(Page and application data records)
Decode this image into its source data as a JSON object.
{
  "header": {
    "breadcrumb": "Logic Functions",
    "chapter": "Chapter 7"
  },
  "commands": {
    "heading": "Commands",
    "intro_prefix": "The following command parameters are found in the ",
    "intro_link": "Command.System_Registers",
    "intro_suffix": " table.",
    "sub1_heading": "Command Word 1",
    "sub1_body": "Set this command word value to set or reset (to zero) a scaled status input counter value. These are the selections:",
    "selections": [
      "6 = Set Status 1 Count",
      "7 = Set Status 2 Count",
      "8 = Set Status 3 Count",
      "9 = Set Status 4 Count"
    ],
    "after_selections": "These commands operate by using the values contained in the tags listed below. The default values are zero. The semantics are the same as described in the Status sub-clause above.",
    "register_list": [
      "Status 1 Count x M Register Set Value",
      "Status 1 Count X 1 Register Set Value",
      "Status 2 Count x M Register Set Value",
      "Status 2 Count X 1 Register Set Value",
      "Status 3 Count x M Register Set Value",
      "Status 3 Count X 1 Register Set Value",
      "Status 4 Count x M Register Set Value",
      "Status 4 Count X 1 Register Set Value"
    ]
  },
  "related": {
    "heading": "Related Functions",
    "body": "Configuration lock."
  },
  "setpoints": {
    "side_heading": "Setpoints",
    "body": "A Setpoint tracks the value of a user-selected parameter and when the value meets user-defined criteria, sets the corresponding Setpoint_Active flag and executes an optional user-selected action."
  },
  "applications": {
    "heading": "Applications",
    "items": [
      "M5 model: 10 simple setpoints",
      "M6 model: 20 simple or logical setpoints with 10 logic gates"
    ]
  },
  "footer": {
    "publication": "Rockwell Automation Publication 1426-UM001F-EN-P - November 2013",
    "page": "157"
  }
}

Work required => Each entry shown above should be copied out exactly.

Exercise result =>
Decode this image into its source data as a JSON object.
{
  "header": {
    "breadcrumb": "Logic Functions",
    "chapter": "Chapter 7"
  },
  "commands": {
    "heading": "Commands",
    "intro_prefix": "The following command parameters are found in the ",
    "intro_link": "Command.System_Registers",
    "intro_suffix": " table.",
    "sub1_heading": "Command Word 1",
    "sub1_body": "Set this command word value to set or reset (to zero) a scaled status input counter value. These are the selections:",
    "selections": [
      "6 = Set Status 1 Count",
      "7 = Set Status 2 Count",
      "8 = Set Status 3 Count",
      "9 = Set Status 4 Count"
    ],
    "after_selections": "These commands operate by using the values contained in the tags listed below. The default values are zero. The semantics are the same as described in the Status sub-clause above.",
    "register_list": [
      "Status 1 Count x M Register Set Value",
      "Status 1 Count X 1 Register Set Value",
      "Status 2 Count x M Register Set Value",
      "Status 2 Count X 1 Register Set Value",
      "Status 3 Count x M Register Set Value",
      "Status 3 Count X 1 Register Set Value",
      "Status 4 Count x M Register Set Value",
      "Status 4 Count X 1 Register Set Value"
    ]
  },
  "related": {
    "heading": "Related Functions",
    "body": "Configuration lock."
  },
  "setpoints": {
    "side_heading": "Setpoints",
    "body": "A Setpoint tracks the value of a user-selected parameter and when the value meets user-defined criteria, sets the corresponding Setpoint_Active flag and executes an optional user-selected action."
  },
  "applications": {
    "heading": "Applications",
    "items": [
      "M5 model: 10 simple setpoints",
      "M6 model: 20 simple or logical setpoints with 10 logic gates"
    ]
  },
  "footer": {
    "publication": "Rockwell Automation Publication 1426-UM001F-EN-P - November 2013",
    "page": "157"
  }
}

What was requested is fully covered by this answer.